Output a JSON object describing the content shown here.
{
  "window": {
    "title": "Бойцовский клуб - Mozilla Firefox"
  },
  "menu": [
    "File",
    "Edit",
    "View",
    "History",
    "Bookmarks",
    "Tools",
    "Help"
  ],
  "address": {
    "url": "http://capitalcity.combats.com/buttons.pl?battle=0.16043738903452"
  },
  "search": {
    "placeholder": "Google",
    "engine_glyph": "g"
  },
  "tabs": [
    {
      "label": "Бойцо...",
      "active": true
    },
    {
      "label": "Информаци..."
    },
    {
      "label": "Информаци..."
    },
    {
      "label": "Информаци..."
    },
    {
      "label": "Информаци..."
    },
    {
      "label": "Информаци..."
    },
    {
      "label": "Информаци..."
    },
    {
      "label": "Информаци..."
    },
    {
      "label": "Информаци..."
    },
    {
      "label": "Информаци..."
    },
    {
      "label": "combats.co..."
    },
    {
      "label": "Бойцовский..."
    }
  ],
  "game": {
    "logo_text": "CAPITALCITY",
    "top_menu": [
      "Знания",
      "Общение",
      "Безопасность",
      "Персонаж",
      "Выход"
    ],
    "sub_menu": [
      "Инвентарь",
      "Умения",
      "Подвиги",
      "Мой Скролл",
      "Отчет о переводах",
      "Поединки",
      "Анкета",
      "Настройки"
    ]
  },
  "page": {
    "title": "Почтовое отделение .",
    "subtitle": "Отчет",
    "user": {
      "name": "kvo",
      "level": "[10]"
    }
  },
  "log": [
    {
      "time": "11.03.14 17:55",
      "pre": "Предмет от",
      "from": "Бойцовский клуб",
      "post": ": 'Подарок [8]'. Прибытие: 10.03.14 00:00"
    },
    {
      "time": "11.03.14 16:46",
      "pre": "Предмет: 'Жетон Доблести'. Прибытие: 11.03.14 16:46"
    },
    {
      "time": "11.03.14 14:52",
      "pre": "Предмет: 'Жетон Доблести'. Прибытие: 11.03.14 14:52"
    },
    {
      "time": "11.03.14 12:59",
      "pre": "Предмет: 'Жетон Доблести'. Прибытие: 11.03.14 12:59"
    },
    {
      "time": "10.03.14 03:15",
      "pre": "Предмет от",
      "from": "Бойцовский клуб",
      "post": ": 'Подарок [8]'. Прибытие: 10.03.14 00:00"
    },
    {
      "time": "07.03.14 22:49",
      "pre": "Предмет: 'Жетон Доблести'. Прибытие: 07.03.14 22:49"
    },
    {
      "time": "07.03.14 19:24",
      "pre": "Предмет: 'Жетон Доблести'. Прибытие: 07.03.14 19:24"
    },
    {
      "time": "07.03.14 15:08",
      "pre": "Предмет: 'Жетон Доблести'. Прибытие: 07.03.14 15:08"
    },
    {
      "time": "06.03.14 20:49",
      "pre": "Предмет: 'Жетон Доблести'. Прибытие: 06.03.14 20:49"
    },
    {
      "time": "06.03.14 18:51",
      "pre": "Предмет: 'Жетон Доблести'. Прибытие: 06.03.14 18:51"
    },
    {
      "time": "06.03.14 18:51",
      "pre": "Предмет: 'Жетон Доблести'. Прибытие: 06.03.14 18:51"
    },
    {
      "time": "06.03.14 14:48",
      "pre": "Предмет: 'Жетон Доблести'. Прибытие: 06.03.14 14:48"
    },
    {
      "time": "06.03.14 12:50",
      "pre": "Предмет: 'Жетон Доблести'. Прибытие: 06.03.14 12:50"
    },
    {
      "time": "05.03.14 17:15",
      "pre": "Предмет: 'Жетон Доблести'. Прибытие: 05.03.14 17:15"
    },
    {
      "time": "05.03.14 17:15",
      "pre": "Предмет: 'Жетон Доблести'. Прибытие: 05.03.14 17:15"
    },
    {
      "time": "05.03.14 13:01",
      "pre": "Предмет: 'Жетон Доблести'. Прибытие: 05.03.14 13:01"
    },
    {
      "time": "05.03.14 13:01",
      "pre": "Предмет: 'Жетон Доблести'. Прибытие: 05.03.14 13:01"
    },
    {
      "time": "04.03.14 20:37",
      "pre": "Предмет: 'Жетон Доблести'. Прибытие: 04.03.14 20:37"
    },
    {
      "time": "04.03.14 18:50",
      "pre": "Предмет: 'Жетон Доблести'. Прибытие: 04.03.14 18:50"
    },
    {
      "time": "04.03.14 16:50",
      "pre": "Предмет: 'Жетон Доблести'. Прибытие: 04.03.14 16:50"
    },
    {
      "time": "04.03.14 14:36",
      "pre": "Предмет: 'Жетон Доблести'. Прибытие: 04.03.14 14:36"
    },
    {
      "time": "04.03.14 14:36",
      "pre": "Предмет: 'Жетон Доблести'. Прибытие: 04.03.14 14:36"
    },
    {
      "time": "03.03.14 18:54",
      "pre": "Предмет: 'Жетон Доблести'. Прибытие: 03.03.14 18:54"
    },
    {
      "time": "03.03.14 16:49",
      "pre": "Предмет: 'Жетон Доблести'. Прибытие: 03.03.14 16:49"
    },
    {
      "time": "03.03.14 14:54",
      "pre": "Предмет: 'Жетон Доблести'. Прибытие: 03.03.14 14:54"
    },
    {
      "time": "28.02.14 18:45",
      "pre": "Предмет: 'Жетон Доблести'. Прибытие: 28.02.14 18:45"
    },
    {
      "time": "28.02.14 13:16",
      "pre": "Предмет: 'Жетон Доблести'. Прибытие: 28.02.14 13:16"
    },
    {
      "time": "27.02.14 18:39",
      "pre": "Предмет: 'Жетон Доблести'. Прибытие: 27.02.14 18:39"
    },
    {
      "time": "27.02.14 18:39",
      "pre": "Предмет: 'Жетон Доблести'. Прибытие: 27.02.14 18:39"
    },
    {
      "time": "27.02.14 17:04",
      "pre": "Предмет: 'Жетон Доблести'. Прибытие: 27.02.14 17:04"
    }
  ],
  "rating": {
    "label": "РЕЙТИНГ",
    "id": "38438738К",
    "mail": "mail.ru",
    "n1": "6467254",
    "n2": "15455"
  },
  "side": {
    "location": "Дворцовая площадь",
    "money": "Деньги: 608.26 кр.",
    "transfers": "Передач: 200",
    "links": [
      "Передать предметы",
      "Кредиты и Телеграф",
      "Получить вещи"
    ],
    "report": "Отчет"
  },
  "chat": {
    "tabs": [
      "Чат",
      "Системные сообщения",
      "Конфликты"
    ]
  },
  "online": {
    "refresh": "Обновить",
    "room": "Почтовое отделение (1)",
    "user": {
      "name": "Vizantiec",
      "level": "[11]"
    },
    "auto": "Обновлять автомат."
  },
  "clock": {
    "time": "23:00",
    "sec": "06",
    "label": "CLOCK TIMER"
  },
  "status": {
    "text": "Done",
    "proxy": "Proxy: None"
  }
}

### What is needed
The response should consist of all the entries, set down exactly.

### Exercise output
Output a JSON object describing the content shown here.
{
  "window": {
    "title": "Бойцовский клуб - Mozilla Firefox"
  },
  "menu": [
    "File",
    "Edit",
    "View",
    "History",
    "Bookmarks",
    "Tools",
    "Help"
  ],
  "address": {
    "url": "http://capitalcity.combats.com/buttons.pl?battle=0.16043738903452"
  },
  "search": {
    "placeholder": "Google",
    "engine_glyph": "g"
  },
  "tabs": [
    {
      "label": "Бойцо...",
      "active": true
    },
    {
      "label": "Информаци..."
    },
    {
      "label": "Информаци..."
    },
    {
      "label": "Информаци..."
    },
    {
      "label": "Информаци..."
    },
    {
      "label": "Информаци..."
    },
    {
      "label": "Информаци..."
    },
    {
      "label": "Информаци..."
    },
    {
      "label": "Информаци..."
    },
    {
      "label": "Информаци..."
    },
    {
      "label": "combats.co..."
    },
    {
      "label": "Бойцовский..."
    }
  ],
  "game": {
    "logo_text": "CAPITALCITY",
    "top_menu": [
      "Знания",
      "Общение",
      "Безопасность",
      "Персонаж",
      "Выход"
    ],
    "sub_menu": [
      "Инвентарь",
      "Умения",
      "Подвиги",
      "Мой Скролл",
      "Отчет о переводах",
      "Поединки",
      "Анкета",
      "Настройки"
    ]
  },
  "page": {
    "title": "Почтовое отделение .",
    "subtitle": "Отчет",
    "user": {
      "name": "kvo",
      "level": "[10]"
    }
  },
  "log": [
    {
      "time": "11.03.14 17:55",
      "pre": "Предмет от",
      "from": "Бойцовский клуб",
      "post": ": 'Подарок [8]'. Прибытие: 10.03.14 00:00"
    },
    {
      "time": "11.03.14 16:46",
      "pre": "Предмет: 'Жетон Доблести'. Прибытие: 11.03.14 16:46"
    },
    {
      "time": "11.03.14 14:52",
      "pre": "Предмет: 'Жетон Доблести'. Прибытие: 11.03.14 14:52"
    },
    {
      "time": "11.03.14 12:59",
      "pre": "Предмет: 'Жетон Доблести'. Прибытие: 11.03.14 12:59"
    },
    {
      "time": "10.03.14 03:15",
      "pre": "Предмет от",
      "from": "Бойцовский клуб",
      "post": ": 'Подарок [8]'. Прибытие: 10.03.14 00:00"
    },
    {
      "time": "07.03.14 22:49",
      "pre": "Предмет: 'Жетон Доблести'. Прибытие: 07.03.14 22:49"
    },
    {
      "time": "07.03.14 19:24",
      "pre": "Предмет: 'Жетон Доблести'. Прибытие: 07.03.14 19:24"
    },
    {
      "time": "07.03.14 15:08",
      "pre": "Предмет: 'Жетон Доблести'. Прибытие: 07.03.14 15:08"
    },
    {
      "time": "06.03.14 20:49",
      "pre": "Предмет: 'Жетон Доблести'. Прибытие: 06.03.14 20:49"
    },
    {
      "time": "06.03.14 18:51",
      "pre": "Предмет: 'Жетон Доблести'. Прибытие: 06.03.14 18:51"
    },
    {
      "time": "06.03.14 18:51",
      "pre": "Предмет: 'Жетон Доблести'. Прибытие: 06.03.14 18:51"
    },
    {
      "time": "06.03.14 14:48",
      "pre": "Предмет: 'Жетон Доблести'. Прибытие: 06.03.14 14:48"
    },
    {
      "time": "06.03.14 12:50",
      "pre": "Предмет: 'Жетон Доблести'. Прибытие: 06.03.14 12:50"
    },
    {
      "time": "05.03.14 17:15",
      "pre": "Предмет: 'Жетон Доблести'. Прибытие: 05.03.14 17:15"
    },
    {
      "time": "05.03.14 17:15",
      "pre": "Предмет: 'Жетон Доблести'. Прибытие: 05.03.14 17:15"
    },
    {
      "time": "05.03.14 13:01",
      "pre": "Предмет: 'Жетон Доблести'. Прибытие: 05.03.14 13:01"
    },
    {
      "time": "05.03.14 13:01",
      "pre": "Предмет: 'Жетон Доблести'. Прибытие: 05.03.14 13:01"
    },
    {
      "time": "04.03.14 20:37",
      "pre": "Предмет: 'Жетон Доблести'. Прибытие: 04.03.14 20:37"
    },
    {
      "time": "04.03.14 18:50",
      "pre": "Предмет: 'Жетон Доблести'. Прибытие: 04.03.14 18:50"
    },
    {
      "time": "04.03.14 16:50",
      "pre": "Предмет: 'Жетон Доблести'. Прибытие: 04.03.14 16:50"
    },
    {
      "time": "04.03.14 14:36",
      "pre": "Предмет: 'Жетон Доблести'. Прибытие: 04.03.14 14:36"
    },
    {
      "time": "04.03.14 14:36",
      "pre": "Предмет: 'Жетон Доблести'. Прибытие: 04.03.14 14:36"
    },
    {
      "time": "03.03.14 18:54",
      "pre": "Предмет: 'Жетон Доблести'. Прибытие: 03.03.14 18:54"
    },
    {
      "time": "03.03.14 16:49",
      "pre": "Предмет: 'Жетон Доблести'. Прибытие: 03.03.14 16:49"
    },
    {
      "time": "03.03.14 14:54",
      "pre": "Предмет: 'Жетон Доблести'. Прибытие: 03.03.14 14:54"
    },
    {
      "time": "28.02.14 18:45",
      "pre": "Предмет: 'Жетон Доблести'. Прибытие: 28.02.14 18:45"
    },
    {
      "time": "28.02.14 13:16",
      "pre": "Предмет: 'Жетон Доблести'. Прибытие: 28.02.14 13:16"
    },
    {
      "time": "27.02.14 18:39",
      "pre": "Предмет: 'Жетон Доблести'. Прибытие: 27.02.14 18:39"
    },
    {
      "time": "27.02.14 18:39",
      "pre": "Предмет: 'Жетон Доблести'. Прибытие: 27.02.14 18:39"
    },
    {
      "time": "27.02.14 17:04",
      "pre": "Предмет: 'Жетон Доблести'. Прибытие: 27.02.14 17:04"
    }
  ],
  "rating": {
    "label": "РЕЙТИНГ",
    "id": "38438738К",
    "mail": "mail.ru",
    "n1": "6467254",
    "n2": "15455"
  },
  "side": {
    "location": "Дворцовая площадь",
    "money": "Деньги: 608.26 кр.",
    "transfers": "Передач: 200",
    "links": [
      "Передать предметы",
      "Кредиты и Телеграф",
      "Получить вещи"
    ],
    "report": "Отчет"
  },
  "chat": {
    "tabs": [
      "Чат",
      "Системные сообщения",
      "Конфликты"
    ]
  },
  "online": {
    "refresh": "Обновить",
    "room": "Почтовое отделение (1)",
    "user": {
      "name": "Vizantiec",
      "level": "[11]"
    },
    "auto": "Обновлять автомат."
  },
  "clock": {
    "time": "23:00",
    "sec": "06",
    "label": "CLOCK TIMER"
  },
  "status": {
    "text": "Done",
    "proxy": "Proxy: None"
  }
}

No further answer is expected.